We look back at some of the Nintendo moments that made us smile, laugh, cry and cower in fear.
Osu! Tatakae! Ouendan!
Developed by: iNiS
Published by: Nintendo
Emotions it inspires: Sadness, romance, hope
How the game inspires emotion : Storyline, characters, music
Osu! Tatake! Ouendan! (Which translates to “Go! Fight! Cheer Squad!”) was a game that took many DS gamers by surprise in 2005. Strictly a Japanese import, Ouendan is a rhythm game developed by iNiS, creators of the cult classic Gitaroo Man. The object is to tap the beats to the rhythm of the song. You play as a cheerleading squad called the Ouendan. Their mission in life is to go around and help people by motivating them through the power of cheer. All you need to do is scream their name and they will arrive instantly. The better you do, the happier the outcome will be.
If you think this concept sounds silly, it is. Ouendan has some of the wackiest storylines ever seen in a rhythm game, including one where you must cheer a couple of policemen as they fight off a robot alien invasion, all set to the melody of Orange Range’s “Shanghai Honey.” It’s this kind of irreverence along with the addicting gameplay that made Ouendan one of the most popular import titles for the DS.
But as wacky as the whole game was, there was one scene that was completely different from them all.
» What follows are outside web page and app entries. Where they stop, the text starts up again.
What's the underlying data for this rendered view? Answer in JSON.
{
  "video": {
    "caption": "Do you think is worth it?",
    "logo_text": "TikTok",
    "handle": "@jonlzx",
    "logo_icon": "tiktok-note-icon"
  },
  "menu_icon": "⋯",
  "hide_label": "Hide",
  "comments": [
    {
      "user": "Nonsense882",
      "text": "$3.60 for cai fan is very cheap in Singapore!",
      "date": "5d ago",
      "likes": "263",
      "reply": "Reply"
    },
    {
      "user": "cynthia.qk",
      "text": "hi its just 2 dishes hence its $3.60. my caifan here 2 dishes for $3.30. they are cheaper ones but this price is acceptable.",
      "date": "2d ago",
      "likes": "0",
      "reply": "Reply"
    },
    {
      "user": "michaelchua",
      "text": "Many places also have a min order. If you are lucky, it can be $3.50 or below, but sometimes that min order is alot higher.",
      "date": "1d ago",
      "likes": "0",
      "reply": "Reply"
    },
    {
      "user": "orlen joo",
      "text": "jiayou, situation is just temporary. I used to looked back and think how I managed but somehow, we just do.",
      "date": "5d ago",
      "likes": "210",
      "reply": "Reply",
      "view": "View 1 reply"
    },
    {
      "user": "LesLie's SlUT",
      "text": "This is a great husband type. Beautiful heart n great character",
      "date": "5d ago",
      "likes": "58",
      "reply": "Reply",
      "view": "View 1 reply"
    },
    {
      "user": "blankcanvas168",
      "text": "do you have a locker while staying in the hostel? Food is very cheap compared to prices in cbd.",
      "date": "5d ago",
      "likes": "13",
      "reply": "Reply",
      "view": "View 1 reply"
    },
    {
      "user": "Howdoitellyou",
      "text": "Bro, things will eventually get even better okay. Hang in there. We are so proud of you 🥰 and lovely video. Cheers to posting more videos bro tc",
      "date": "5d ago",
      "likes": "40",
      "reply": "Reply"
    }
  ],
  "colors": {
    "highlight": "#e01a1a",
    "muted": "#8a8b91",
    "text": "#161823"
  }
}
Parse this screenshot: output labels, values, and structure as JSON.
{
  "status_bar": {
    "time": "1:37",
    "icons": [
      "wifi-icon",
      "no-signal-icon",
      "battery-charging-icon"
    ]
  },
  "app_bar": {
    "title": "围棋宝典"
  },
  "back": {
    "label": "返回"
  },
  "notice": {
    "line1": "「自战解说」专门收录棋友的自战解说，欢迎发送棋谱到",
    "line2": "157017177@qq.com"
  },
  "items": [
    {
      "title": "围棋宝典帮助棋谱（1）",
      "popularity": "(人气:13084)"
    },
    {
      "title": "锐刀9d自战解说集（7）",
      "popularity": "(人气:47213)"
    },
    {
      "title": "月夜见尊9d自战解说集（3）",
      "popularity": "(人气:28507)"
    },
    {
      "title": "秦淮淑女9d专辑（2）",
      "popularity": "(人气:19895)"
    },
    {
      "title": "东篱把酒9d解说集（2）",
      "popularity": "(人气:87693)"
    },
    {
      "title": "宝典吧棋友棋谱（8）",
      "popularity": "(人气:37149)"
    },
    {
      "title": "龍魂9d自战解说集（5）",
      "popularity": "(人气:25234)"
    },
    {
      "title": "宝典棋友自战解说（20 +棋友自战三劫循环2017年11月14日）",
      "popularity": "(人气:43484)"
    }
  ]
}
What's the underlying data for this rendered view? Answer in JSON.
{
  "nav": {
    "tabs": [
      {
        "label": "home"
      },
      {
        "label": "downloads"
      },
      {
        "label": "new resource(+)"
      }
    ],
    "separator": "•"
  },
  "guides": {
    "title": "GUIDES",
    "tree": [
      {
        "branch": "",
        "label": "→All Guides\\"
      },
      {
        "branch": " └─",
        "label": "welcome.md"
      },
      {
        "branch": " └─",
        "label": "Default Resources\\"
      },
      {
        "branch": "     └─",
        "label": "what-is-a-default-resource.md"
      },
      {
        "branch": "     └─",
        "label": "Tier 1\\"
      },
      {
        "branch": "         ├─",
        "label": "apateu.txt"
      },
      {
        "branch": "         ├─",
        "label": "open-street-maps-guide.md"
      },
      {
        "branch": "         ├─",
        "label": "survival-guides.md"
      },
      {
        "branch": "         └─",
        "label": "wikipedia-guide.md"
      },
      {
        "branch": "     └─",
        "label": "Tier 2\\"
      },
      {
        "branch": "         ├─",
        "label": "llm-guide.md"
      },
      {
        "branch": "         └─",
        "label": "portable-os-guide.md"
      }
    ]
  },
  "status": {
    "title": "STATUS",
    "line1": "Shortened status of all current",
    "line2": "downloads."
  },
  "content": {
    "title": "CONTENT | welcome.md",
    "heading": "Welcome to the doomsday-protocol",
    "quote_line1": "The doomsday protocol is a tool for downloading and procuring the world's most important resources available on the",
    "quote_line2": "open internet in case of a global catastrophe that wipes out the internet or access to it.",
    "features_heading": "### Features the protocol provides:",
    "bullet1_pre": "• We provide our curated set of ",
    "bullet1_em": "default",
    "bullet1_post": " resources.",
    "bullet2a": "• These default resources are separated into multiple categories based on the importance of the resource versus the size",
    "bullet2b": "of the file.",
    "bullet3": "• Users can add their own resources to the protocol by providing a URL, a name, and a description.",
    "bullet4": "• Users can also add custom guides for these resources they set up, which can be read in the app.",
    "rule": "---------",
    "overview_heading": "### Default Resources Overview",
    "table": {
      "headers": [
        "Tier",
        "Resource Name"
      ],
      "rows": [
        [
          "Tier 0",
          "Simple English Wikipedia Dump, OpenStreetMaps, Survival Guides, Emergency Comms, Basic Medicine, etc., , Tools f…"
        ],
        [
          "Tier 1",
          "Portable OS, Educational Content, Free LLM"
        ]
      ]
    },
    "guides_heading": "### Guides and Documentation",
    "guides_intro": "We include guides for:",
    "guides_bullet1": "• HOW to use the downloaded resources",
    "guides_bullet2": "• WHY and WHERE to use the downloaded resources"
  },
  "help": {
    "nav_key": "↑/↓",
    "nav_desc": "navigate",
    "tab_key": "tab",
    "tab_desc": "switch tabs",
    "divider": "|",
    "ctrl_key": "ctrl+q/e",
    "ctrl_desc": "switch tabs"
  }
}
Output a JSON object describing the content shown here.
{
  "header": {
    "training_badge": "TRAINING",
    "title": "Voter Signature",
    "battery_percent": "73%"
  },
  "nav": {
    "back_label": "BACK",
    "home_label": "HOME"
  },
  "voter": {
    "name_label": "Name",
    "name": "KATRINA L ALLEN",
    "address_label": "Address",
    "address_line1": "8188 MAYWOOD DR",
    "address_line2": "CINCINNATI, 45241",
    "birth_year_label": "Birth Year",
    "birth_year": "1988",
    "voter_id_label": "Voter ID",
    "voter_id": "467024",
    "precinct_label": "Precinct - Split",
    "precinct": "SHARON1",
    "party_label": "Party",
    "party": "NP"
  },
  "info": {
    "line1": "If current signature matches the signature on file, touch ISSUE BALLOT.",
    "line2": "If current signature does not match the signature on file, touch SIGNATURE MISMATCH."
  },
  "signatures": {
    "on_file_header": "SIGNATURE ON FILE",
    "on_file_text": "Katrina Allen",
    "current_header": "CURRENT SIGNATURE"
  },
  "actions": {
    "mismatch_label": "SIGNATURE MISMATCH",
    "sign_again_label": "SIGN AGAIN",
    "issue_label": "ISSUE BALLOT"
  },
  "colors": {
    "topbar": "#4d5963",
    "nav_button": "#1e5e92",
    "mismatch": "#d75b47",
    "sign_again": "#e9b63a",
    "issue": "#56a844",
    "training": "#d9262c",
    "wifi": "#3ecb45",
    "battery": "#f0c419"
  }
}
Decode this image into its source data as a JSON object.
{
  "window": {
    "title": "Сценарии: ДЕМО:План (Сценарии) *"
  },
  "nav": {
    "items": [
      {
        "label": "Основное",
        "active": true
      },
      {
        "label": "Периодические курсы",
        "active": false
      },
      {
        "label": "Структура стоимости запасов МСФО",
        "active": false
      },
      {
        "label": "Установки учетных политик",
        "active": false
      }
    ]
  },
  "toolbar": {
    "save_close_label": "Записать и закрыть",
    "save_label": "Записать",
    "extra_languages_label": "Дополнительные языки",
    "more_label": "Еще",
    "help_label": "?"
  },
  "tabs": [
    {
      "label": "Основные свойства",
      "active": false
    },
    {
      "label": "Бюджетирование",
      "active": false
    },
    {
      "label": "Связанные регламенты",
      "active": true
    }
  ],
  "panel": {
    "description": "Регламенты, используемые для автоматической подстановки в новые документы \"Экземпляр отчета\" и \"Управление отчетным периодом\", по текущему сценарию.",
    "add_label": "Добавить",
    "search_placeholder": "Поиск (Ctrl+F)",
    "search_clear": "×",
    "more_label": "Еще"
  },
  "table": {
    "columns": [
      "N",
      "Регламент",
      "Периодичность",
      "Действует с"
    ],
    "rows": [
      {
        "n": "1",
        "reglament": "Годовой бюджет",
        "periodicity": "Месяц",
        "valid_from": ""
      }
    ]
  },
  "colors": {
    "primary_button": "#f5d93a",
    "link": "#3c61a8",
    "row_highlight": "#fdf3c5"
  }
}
It abandons all of the Japanese wackiness to tell a very serious story. This stage would become one of the most poignant scenes in all of Nintendo gaming.
In this stage, a young man dies in a motor bike accident and his soul goes to heaven. At the pearly gates he struggles with the angels. When the head angel asks him what the matter is, he tells them that he wants to go back to Earth and say good-bye to his lover. The head angel agrees to the petition, but sets a time limit. Thus, he calls the Ouendan to help him overcome his state and try to tell his girlfriend that he loves her one final time.
The song featured in this stage is called “Over the Distance” by Yaida Hitomi. The song itself is a beautiful anthem for true love overcoming any obstacle, with the music video for it featuring beautiful shots of oceans and mountains. Combined this with the storyline and the inspired images it makes for one of the saddest and romantic scenes in a Nintendo game ever.
The ghost tries to contact his girlfriend through supernatural mediums. He turns the lights of his bikes on in order to form a heart. When the girl is having tea, he knocks over the tea cups and makes a spill in the form of a heart. The final attempt has him writing to her on her laptop. When the song ends, he finally reaches her and tells her “I love you”.
Even if the story is reminiscent of the movie “Ghost” it’s a very beautiful story, one that stood out the most in a game where a scenario with a businessman growing to thrice his normal size, in order to defeat a mutant mouse, is closer to the status quo.
The idea of the sad story would then be presented two more times. In Elite Beat Agents, the western title built on Ouendan, the story goes that a little girl sees her father for the last time one Christmas eve. A year after his death, they decide to live life as if he was still alive, remembering what a wonderful man he was. On Christmas Eve, the spirit of the father finally arrives home and brings the present she wanted all along: the love of her father. The song that tells the story is “You’re the inspiration” by Chicago.
A sequel to Ouendan, called strangely enough Moero! Nekketsu Rhythm Damashii: Osu! Tatakae! Ouendan 2 ("Burn! Hot-Blooded Rhythm Spirit: Hey! Fight! Cheer Squad 2"), was released in 2007 and it once again featured an emotional storyline. In this one, two female skaters (Mana and Rina, sisters) argue over a competition. Moments later, one of them dies in an accident. Now, the surviving skater must continue with the competition despite having lost a relative. In her honor, she wears the skates her sister used in her performances. The song in this story is “Believe” by Ai. As the stage progresses we see the skater land all of the tricks while remembering all of the things she did with her sister.
All three scenes are very memorable and are highlights in their respective games. But the “Over the Distance” scene was the first of its kind and remains the best with its use of powerful melodies and moving storyline that symbolized Nintendo greatness.